(Extracted data entries)
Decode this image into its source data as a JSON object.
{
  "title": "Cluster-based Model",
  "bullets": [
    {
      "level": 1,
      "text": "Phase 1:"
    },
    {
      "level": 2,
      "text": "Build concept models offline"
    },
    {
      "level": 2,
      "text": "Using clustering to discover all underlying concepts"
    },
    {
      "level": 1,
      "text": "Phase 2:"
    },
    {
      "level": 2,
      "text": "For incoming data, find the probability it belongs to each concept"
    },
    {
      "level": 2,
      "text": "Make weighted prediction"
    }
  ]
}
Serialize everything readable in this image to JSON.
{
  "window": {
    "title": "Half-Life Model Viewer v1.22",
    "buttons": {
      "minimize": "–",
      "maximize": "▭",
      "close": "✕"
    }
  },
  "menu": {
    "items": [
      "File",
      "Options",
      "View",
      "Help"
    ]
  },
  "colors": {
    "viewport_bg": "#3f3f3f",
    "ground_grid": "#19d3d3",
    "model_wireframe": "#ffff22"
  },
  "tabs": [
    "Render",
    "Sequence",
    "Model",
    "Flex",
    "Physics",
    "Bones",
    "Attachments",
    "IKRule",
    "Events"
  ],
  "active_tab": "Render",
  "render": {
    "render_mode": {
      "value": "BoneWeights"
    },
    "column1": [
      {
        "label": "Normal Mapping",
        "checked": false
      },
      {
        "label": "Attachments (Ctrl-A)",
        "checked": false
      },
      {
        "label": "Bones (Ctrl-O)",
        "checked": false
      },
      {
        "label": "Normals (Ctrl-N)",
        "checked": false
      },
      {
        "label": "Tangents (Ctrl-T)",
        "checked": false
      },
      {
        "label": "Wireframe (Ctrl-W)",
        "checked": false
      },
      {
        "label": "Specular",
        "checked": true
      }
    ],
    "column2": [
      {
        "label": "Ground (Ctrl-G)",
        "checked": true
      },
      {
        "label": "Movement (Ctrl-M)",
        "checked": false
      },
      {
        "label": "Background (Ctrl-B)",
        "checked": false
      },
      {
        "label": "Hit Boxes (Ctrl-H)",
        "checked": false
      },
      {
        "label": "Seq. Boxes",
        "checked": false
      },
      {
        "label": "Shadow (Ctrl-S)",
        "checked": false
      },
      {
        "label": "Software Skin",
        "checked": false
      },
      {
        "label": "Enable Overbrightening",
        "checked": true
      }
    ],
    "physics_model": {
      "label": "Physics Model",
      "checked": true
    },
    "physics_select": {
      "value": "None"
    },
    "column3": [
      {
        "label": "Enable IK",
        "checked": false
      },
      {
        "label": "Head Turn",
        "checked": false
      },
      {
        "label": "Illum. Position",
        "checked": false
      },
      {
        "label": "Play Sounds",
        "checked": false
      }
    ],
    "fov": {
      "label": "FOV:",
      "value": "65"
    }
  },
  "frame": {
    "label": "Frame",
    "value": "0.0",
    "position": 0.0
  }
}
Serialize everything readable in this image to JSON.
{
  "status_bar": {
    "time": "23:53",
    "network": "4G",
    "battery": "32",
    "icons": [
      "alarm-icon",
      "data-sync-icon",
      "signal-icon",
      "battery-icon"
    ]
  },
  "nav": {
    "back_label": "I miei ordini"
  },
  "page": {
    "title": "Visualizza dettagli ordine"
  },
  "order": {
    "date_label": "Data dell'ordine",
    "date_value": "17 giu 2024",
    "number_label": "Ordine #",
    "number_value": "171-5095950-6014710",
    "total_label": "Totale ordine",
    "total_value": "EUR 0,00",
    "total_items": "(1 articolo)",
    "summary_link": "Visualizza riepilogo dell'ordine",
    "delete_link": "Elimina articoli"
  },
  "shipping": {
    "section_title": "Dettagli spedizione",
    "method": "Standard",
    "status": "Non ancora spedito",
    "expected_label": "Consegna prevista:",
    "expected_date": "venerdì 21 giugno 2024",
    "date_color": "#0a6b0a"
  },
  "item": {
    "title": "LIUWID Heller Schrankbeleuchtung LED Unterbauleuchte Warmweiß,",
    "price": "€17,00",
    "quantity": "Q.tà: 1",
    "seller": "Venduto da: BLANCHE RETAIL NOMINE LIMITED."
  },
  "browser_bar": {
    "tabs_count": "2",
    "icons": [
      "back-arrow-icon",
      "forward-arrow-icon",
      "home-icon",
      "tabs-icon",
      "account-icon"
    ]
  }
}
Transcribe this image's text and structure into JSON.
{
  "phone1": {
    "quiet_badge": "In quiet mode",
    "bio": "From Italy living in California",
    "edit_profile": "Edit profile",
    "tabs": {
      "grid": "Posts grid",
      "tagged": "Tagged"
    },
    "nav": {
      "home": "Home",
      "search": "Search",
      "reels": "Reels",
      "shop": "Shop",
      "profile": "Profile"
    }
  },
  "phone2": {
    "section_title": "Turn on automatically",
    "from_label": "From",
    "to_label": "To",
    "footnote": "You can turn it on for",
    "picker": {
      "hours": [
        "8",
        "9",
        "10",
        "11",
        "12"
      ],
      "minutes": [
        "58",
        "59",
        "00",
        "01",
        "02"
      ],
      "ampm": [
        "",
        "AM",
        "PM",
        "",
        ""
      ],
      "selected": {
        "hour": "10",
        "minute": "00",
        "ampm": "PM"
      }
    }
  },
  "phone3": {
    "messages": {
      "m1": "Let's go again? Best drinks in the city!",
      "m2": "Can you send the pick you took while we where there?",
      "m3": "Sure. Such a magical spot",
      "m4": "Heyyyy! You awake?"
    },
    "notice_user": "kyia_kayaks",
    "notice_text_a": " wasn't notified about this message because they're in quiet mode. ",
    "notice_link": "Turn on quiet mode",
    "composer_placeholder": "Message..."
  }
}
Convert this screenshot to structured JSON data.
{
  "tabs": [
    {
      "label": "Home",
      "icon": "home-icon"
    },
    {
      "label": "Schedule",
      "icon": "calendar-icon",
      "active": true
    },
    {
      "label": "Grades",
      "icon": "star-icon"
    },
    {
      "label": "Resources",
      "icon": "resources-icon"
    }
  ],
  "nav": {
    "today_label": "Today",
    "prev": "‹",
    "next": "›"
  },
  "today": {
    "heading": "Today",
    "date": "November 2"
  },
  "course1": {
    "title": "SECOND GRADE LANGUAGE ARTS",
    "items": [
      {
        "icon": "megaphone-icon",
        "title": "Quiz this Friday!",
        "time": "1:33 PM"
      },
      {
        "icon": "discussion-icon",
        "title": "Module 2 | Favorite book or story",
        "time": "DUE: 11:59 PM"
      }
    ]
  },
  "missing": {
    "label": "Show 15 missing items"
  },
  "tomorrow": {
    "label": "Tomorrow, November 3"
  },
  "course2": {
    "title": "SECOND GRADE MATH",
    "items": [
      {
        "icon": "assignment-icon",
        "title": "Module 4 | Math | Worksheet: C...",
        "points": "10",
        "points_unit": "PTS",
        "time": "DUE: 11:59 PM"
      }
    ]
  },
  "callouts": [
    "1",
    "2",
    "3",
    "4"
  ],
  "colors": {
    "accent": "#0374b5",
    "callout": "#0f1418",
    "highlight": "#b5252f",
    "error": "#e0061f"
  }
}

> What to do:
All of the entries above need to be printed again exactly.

> Reply:
Decode this image into its source data as a JSON object.
{
  "title": "Cluster-based Model",
  "bullets": [
    {
      "level": 1,
      "text": "Phase 1:"
    },
    {
      "level": 2,
      "text": "Build concept models offline"
    },
    {
      "level": 2,
      "text": "Using clustering to discover all underlying concepts"
    },
    {
      "level": 1,
      "text": "Phase 2:"
    },
    {
      "level": 2,
      "text": "For incoming data, find the probability it belongs to each concept"
    },
    {
      "level": 2,
      "text": "Make weighted prediction"
    }
  ]
}
Serialize everything readable in this image to JSON.
{
  "window": {
    "title": "Half-Life Model Viewer v1.22",
    "buttons": {
      "minimize": "–",
      "maximize": "▭",
      "close": "✕"
    }
  },
  "menu": {
    "items": [
      "File",
      "Options",
      "View",
      "Help"
    ]
  },
  "colors": {
    "viewport_bg": "#3f3f3f",
    "ground_grid": "#19d3d3",
    "model_wireframe": "#ffff22"
  },
  "tabs": [
    "Render",
    "Sequence",
    "Model",
    "Flex",
    "Physics",
    "Bones",
    "Attachments",
    "IKRule",
    "Events"
  ],
  "active_tab": "Render",
  "render": {
    "render_mode": {
      "value": "BoneWeights"
    },
    "column1": [
      {
        "label": "Normal Mapping",
        "checked": false
      },
      {
        "label": "Attachments (Ctrl-A)",
        "checked": false
      },
      {
        "label": "Bones (Ctrl-O)",
        "checked": false
      },
      {
        "label": "Normals (Ctrl-N)",
        "checked": false
      },
      {
        "label": "Tangents (Ctrl-T)",
        "checked": false
      },
      {
        "label": "Wireframe (Ctrl-W)",
        "checked": false
      },
      {
        "label": "Specular",
        "checked": true
      }
    ],
    "column2": [
      {
        "label": "Ground (Ctrl-G)",
        "checked": true
      },
      {
        "label": "Movement (Ctrl-M)",
        "checked": false
      },
      {
        "label": "Background (Ctrl-B)",
        "checked": false
      },
      {
        "label": "Hit Boxes (Ctrl-H)",
        "checked": false
      },
      {
        "label": "Seq. Boxes",
        "checked": false
      },
      {
        "label": "Shadow (Ctrl-S)",
        "checked": false
      },
      {
        "label": "Software Skin",
        "checked": false
      },
      {
        "label": "Enable Overbrightening",
        "checked": true
      }
    ],
    "physics_model": {
      "label": "Physics Model",
      "checked": true
    },
    "physics_select": {
      "value": "None"
    },
    "column3": [
      {
        "label": "Enable IK",
        "checked": false
      },
      {
        "label": "Head Turn",
        "checked": false
      },
      {
        "label": "Illum. Position",
        "checked": false
      },
      {
        "label": "Play Sounds",
        "checked": false
      }
    ],
    "fov": {
      "label": "FOV:",
      "value": "65"
    }
  },
  "frame": {
    "label": "Frame",
    "value": "0.0",
    "position": 0.0
  }
}
Serialize everything readable in this image to JSON.
{
  "status_bar": {
    "time": "23:53",
    "network": "4G",
    "battery": "32",
    "icons": [
      "alarm-icon",
      "data-sync-icon",
      "signal-icon",
      "battery-icon"
    ]
  },
  "nav": {
    "back_label": "I miei ordini"
  },
  "page": {
    "title": "Visualizza dettagli ordine"
  },
  "order": {
    "date_label": "Data dell'ordine",
    "date_value": "17 giu 2024",
    "number_label": "Ordine #",
    "number_value": "171-5095950-6014710",
    "total_label": "Totale ordine",
    "total_value": "EUR 0,00",
    "total_items": "(1 articolo)",
    "summary_link": "Visualizza riepilogo dell'ordine",
    "delete_link": "Elimina articoli"
  },
  "shipping": {
    "section_title": "Dettagli spedizione",
    "method": "Standard",
    "status": "Non ancora spedito",
    "expected_label": "Consegna prevista:",
    "expected_date": "venerdì 21 giugno 2024",
    "date_color": "#0a6b0a"
  },
  "item": {
    "title": "LIUWID Heller Schrankbeleuchtung LED Unterbauleuchte Warmweiß,",
    "price": "€17,00",
    "quantity": "Q.tà: 1",
    "seller": "Venduto da: BLANCHE RETAIL NOMINE LIMITED."
  },
  "browser_bar": {
    "tabs_count": "2",
    "icons": [
      "back-arrow-icon",
      "forward-arrow-icon",
      "home-icon",
      "tabs-icon",
      "account-icon"
    ]
  }
}
Transcribe this image's text and structure into JSON.
{
  "phone1": {
    "quiet_badge": "In quiet mode",
    "bio": "From Italy living in California",
    "edit_profile": "Edit profile",
    "tabs": {
      "grid": "Posts grid",
      "tagged": "Tagged"
    },
    "nav": {
      "home": "Home",
      "search": "Search",
      "reels": "Reels",
      "shop": "Shop",
      "profile": "Profile"
    }
  },
  "phone2": {
    "section_title": "Turn on automatically",
    "from_label": "From",
    "to_label": "To",
    "footnote": "You can turn it on for",
    "picker": {
      "hours": [
        "8",
        "9",
        "10",
        "11",
        "12"
      ],
      "minutes": [
        "58",
        "59",
        "00",
        "01",
        "02"
      ],
      "ampm": [
        "",
        "AM",
        "PM",
        "",
        ""
      ],
      "selected": {
        "hour": "10",
        "minute": "00",
        "ampm": "PM"
      }
    }
  },
  "phone3": {
    "messages": {
      "m1": "Let's go again? Best drinks in the city!",
      "m2": "Can you send the pick you took while we where there?",
      "m3": "Sure. Such a magical spot",
      "m4": "Heyyyy! You awake?"
    },
    "notice_user": "kyia_kayaks",
    "notice_text_a": " wasn't notified about this message because they're in quiet mode. ",
    "notice_link": "Turn on quiet mode",
    "composer_placeholder": "Message..."
  }
}
Convert this screenshot to structured JSON data.
{
  "tabs": [
    {
      "label": "Home",
      "icon": "home-icon"
    },
    {
      "label": "Schedule",
      "icon": "calendar-icon",
      "active": true
    },
    {
      "label": "Grades",
      "icon": "star-icon"
    },
    {
      "label": "Resources",
      "icon": "resources-icon"
    }
  ],
  "nav": {
    "today_label": "Today",
    "prev": "‹",
    "next": "›"
  },
  "today": {
    "heading": "Today",
    "date": "November 2"
  },
  "course1": {
    "title": "SECOND GRADE LANGUAGE ARTS",
    "items": [
      {
        "icon": "megaphone-icon",
        "title": "Quiz this Friday!",
        "time": "1:33 PM"
      },
      {
        "icon": "discussion-icon",
        "title": "Module 2 | Favorite book or story",
        "time": "DUE: 11:59 PM"
      }
    ]
  },
  "missing": {
    "label": "Show 15 missing items"
  },
  "tomorrow": {
    "label": "Tomorrow, November 3"
  },
  "course2": {
    "title": "SECOND GRADE MATH",
    "items": [
      {
        "icon": "assignment-icon",
        "title": "Module 4 | Math | Worksheet: C...",
        "points": "10",
        "points_unit": "PTS",
        "time": "DUE: 11:59 PM"
      }
    ]
  },
  "callouts": [
    "1",
    "2",
    "3",
    "4"
  ],
  "colors": {
    "accent": "#0374b5",
    "callout": "#0f1418",
    "highlight": "#b5252f",
    "error": "#e0061f"
  }
}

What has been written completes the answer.